Portrait painting is a genre in painting, where the intent is to depict a human subject. The term ‘portrait painting’ can also describe the actual painted portrait. Portraitists may create their work by commission, for public and private persons, or they may be inspired by admiration or affection for the subject. Portraits are often important state and family records, as well as remembrances. A well-executed portrait is expected to show the inner essence of the subject.
Roman-Egyptian portraiture’s roots are likely found in prehistoric times, although few of these works survive today. In the art of the ancient civilizations of the Fertile Crescent, especially in Egypt, depictions of rulers and gods abound. However, most of these were done in a highly stylized fashion, and most in profile, usually on stone, metal, clay, plaster, or crystal. Egyptian portraiture placed relatively little emphasis on likeness.

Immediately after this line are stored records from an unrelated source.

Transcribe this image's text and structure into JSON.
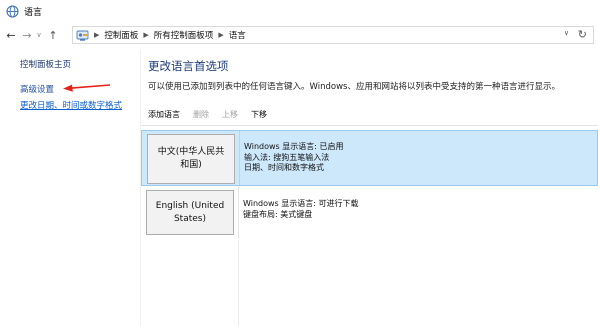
{
  "window": {
    "title": "语言",
    "icon": "language-globe-icon"
  },
  "nav": {
    "back_icon": "back-arrow-icon",
    "forward_icon": "forward-arrow-icon",
    "recent_icon": "chevron-down-icon",
    "up_icon": "up-arrow-icon",
    "breadcrumb": [
      "控制面板",
      "所有控制面板项",
      "语言"
    ],
    "address_dropdown_icon": "chevron-down-icon",
    "refresh_icon": "refresh-icon"
  },
  "sidebar": {
    "home": "控制面板主页",
    "advanced": "高级设置",
    "date_time": "更改日期、时间或数字格式"
  },
  "annotation": {
    "arrow_color": "#e8201a"
  },
  "main": {
    "heading": "更改语言首选项",
    "description": "可以使用已添加到列表中的任何语言键入。Windows、应用和网站将以列表中受支持的第一种语言进行显示。",
    "toolbar": {
      "add": "添加语言",
      "remove": "删除",
      "up": "上移",
      "down": "下移"
    },
    "languages": [
      {
        "name": "中文(中华人民共和国)",
        "name_line1": "中文(中华人民共",
        "name_line2": "和国)",
        "selected": true,
        "details": [
          "Windows 显示语言: 已启用",
          "输入法: 搜狗五笔输入法",
          "日期、时间和数字格式"
        ]
      },
      {
        "name": "English (United States)",
        "name_line1": "English (United",
        "name_line2": "States)",
        "selected": false,
        "details": [
          "Windows 显示语言: 可进行下载",
          "键盘布局: 美式键盘"
        ]
      }
    ]
  },
  "colors": {
    "heading": "#1f3d7a",
    "link": "#0a5fd1",
    "selection": "#cde8fb",
    "selection_border": "#99c9ef"
  }
}
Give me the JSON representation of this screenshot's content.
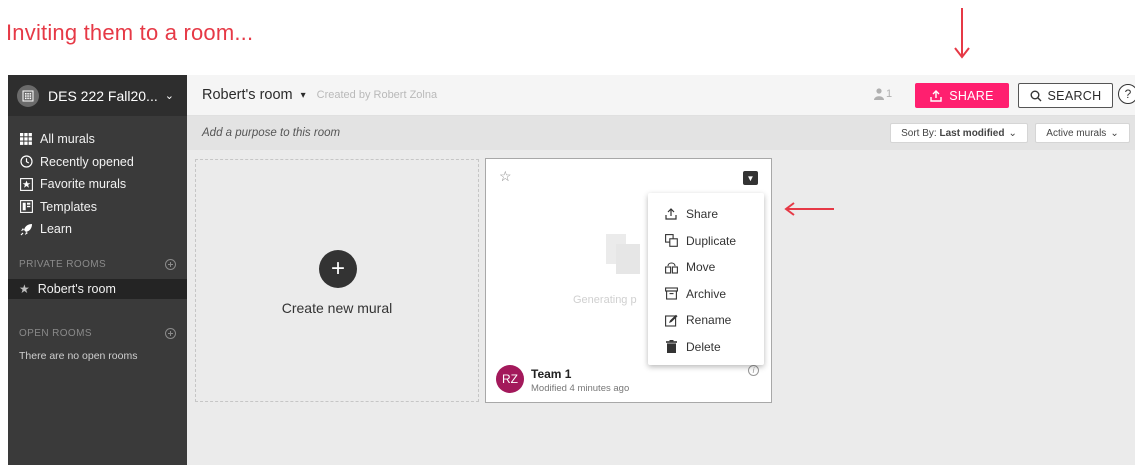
{
  "caption": "Inviting them to a room...",
  "workspace": {
    "name": "DES 222 Fall20...",
    "logo_icon": "building-icon"
  },
  "sidebar": {
    "items": [
      {
        "label": "All murals",
        "icon": "grid-icon"
      },
      {
        "label": "Recently opened",
        "icon": "clock-icon"
      },
      {
        "label": "Favorite murals",
        "icon": "star-box-icon"
      },
      {
        "label": "Templates",
        "icon": "template-icon"
      },
      {
        "label": "Learn",
        "icon": "rocket-icon"
      }
    ],
    "private_rooms_title": "PRIVATE ROOMS",
    "private_rooms": [
      {
        "label": "Robert's room"
      }
    ],
    "open_rooms_title": "OPEN ROOMS",
    "open_rooms_empty": "There are no open rooms"
  },
  "topbar": {
    "room_title": "Robert's room",
    "created_by": "Created by Robert Zolna",
    "member_count": "1",
    "share_label": "SHARE",
    "search_label": "SEARCH",
    "help_label": "?"
  },
  "purpose_bar": {
    "placeholder": "Add a purpose to this room",
    "sort_prefix": "Sort By: ",
    "sort_value": "Last modified",
    "filter_label": "Active murals"
  },
  "create_card": {
    "label": "Create new mural",
    "plus": "+"
  },
  "mural_card": {
    "generating_text": "Generating p",
    "avatar_initials": "RZ",
    "name": "Team 1",
    "meta": "Modified 4 minutes ago"
  },
  "menu": {
    "items": [
      {
        "label": "Share",
        "icon": "share-icon"
      },
      {
        "label": "Duplicate",
        "icon": "duplicate-icon"
      },
      {
        "label": "Move",
        "icon": "move-icon"
      },
      {
        "label": "Archive",
        "icon": "archive-icon"
      },
      {
        "label": "Rename",
        "icon": "rename-icon"
      },
      {
        "label": "Delete",
        "icon": "trash-icon"
      }
    ]
  },
  "colors": {
    "annotation_red": "#e63946",
    "share_pink": "#ff1f6f",
    "sidebar_bg": "#3a3a3a",
    "avatar_bg": "#a3195b"
  }
}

From literary evidence we know that ancient Greek painting included portraiture, often highly accurate if the praises of writers are to be believed, but no painted examples remain. Most early medieval portraits were donor portraits, initially mostly of popes in Roman mosaics, and illuminated manuscripts.
The Renaissance marked a turning point in the history of portraiture. Partly out of interest in the natural world and partly out of interest in the classical cultures of ancient Greece and Rome, portraits—both painted and sculpted—were given an important role in Renaissance society and valued as objects, and as depictions of earthly success and status. Painting in general reached a new level of balance, harmony, and insight. The Northern Europeans abandoned the profile, and started producing portraits of realistic volume and perspective.

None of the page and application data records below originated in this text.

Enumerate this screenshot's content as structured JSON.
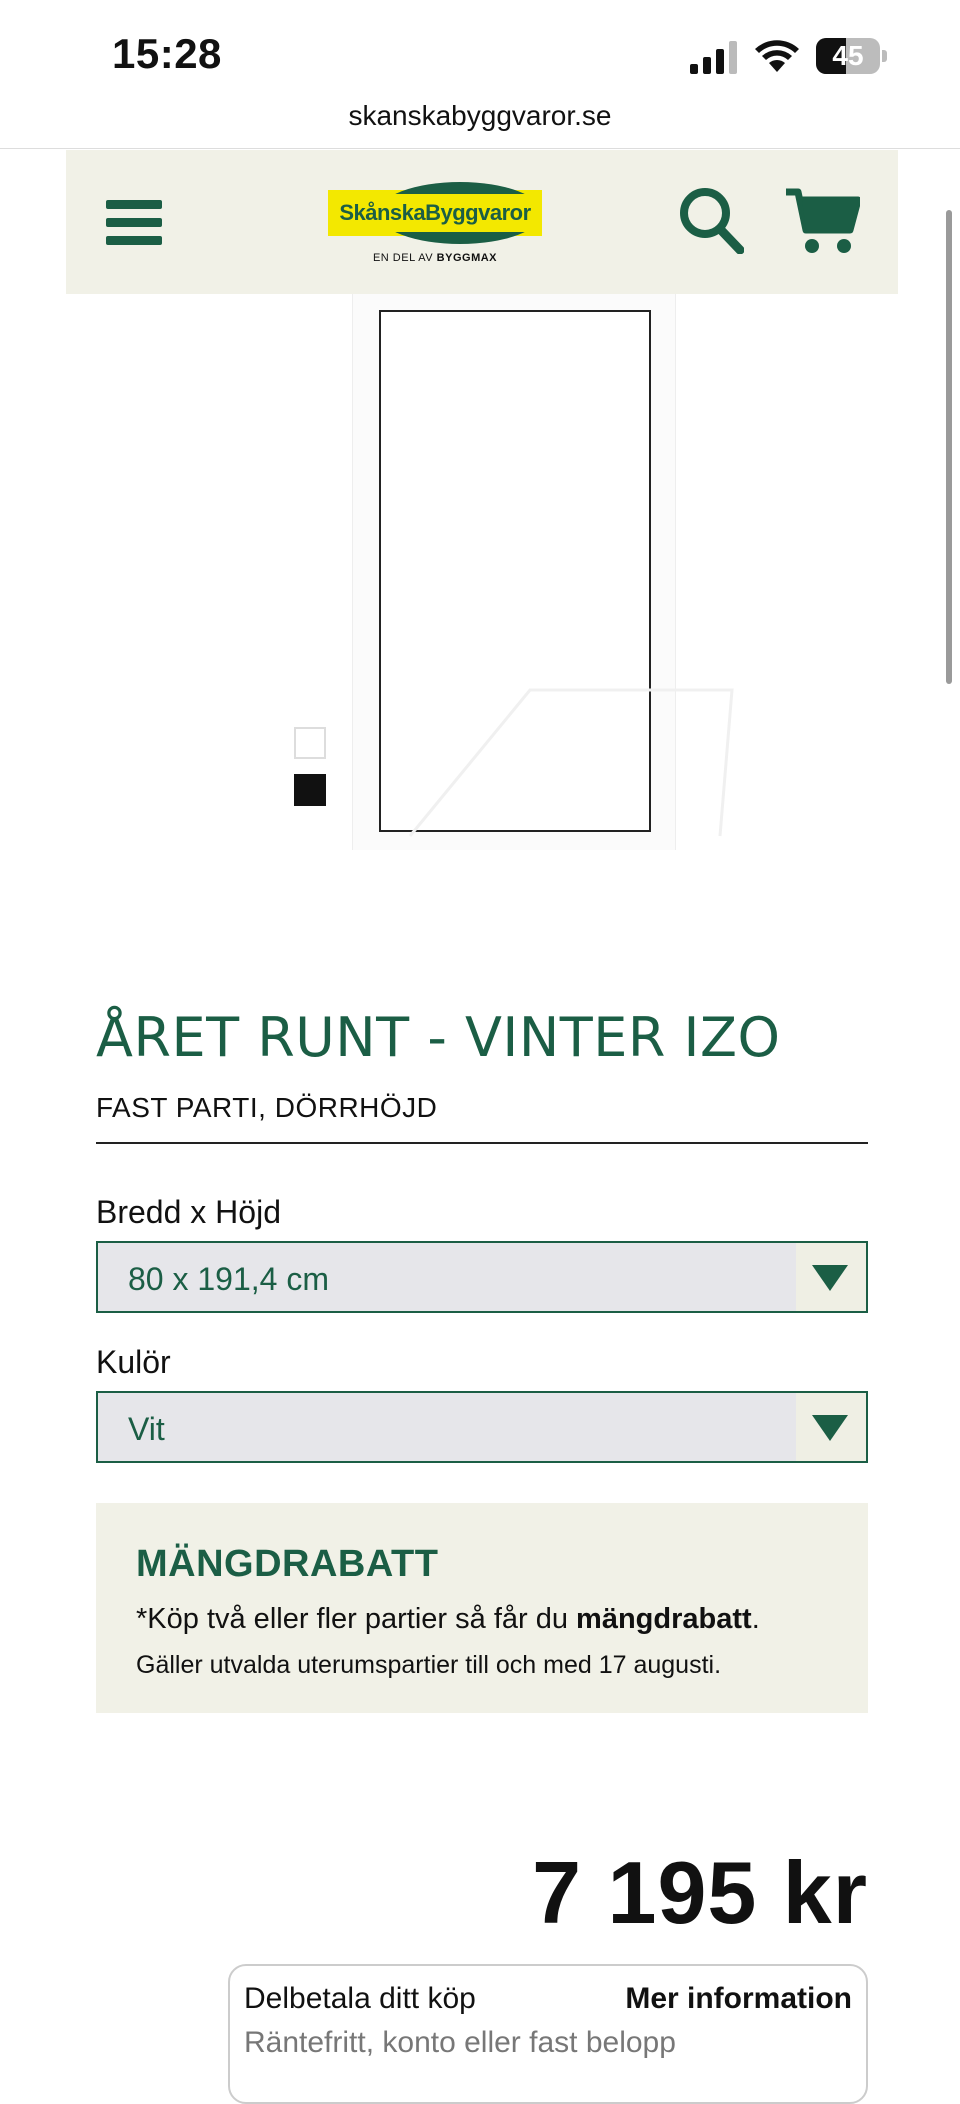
{
  "status_bar": {
    "time": "15:28",
    "battery": "45"
  },
  "browser": {
    "url": "skanskabyggvaror.se"
  },
  "header": {
    "logo_text": "SkånskaByggvaror",
    "logo_sub_prefix": "EN DEL AV ",
    "logo_sub_brand": "BYGGMAX"
  },
  "product": {
    "title": "ÅRET RUNT - VINTER IZO",
    "subtitle": "FAST PARTI, DÖRRHÖJD",
    "size_label": "Bredd x Höjd",
    "size_value": "80 x 191,4 cm",
    "color_label": "Kulör",
    "color_value": "Vit",
    "swatches": [
      "white",
      "black"
    ]
  },
  "discount": {
    "title": "MÄNGDRABATT",
    "text_prefix": "*Köp två eller fler partier så får du ",
    "text_bold": "mängdrabatt",
    "text_suffix": ".",
    "note": "Gäller utvalda uterumspartier till och med 17 augusti."
  },
  "price": {
    "amount": "7 195 kr"
  },
  "finance": {
    "title": "Delbetala ditt köp",
    "link": "Mer information",
    "subtitle": "Räntefritt, konto eller fast belopp"
  },
  "colors": {
    "brand_green": "#1b5e45",
    "brand_yellow": "#f3e800",
    "header_bg": "#f1f1e7"
  }
}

One of best-known portraits in the Western world is Leonardo da Vinci’s painting titled Mona Lisa, named for Lisa del Giocondo,a member of the Gherardini family of Florence and Tuscany and the wife of wealthy Florentine silk merchant Francesco del Giocondo. The famous “Mona Lisa smile” is an excellent example of applying subtle asymmetry to a face.
In the late 18th century and early 19th century, neoclassical artists continued the tradition of depicting subjects in the latest fashions. The realist artists of the 19th century, created objective portraits depicting lower and middle-class people.In addition to recording appearances, portraits served a variety of social and practical functions in Renaissance and Baroque Europe. Miniatures were given as gifts of intimate remembrance, while portraits of rulers asserted their majesty in places from which they were absent. In courtly settings, portraits often had diplomatic significance.
The development of photography in the 19th century had a significant effect on portraiture, supplanting the earlier camera obscura which had also been previously used as an aid in painting. Many modernists flocked to the photography studios to have their portraits made.
Historically, portrait paintings have primarily memorialized the rich and powerful. Over time, however, it became more common for middle-class patrons to commission portraits of their families and colleagues. Today, portrait paintings are still commissioned by governments, corporations, groups, clubs, and individuals. In addition to painting, portraits can also be made in other media such as etching, lithography, photography, video and digital media.
Editorial courtesy Henry Taylor Gallery.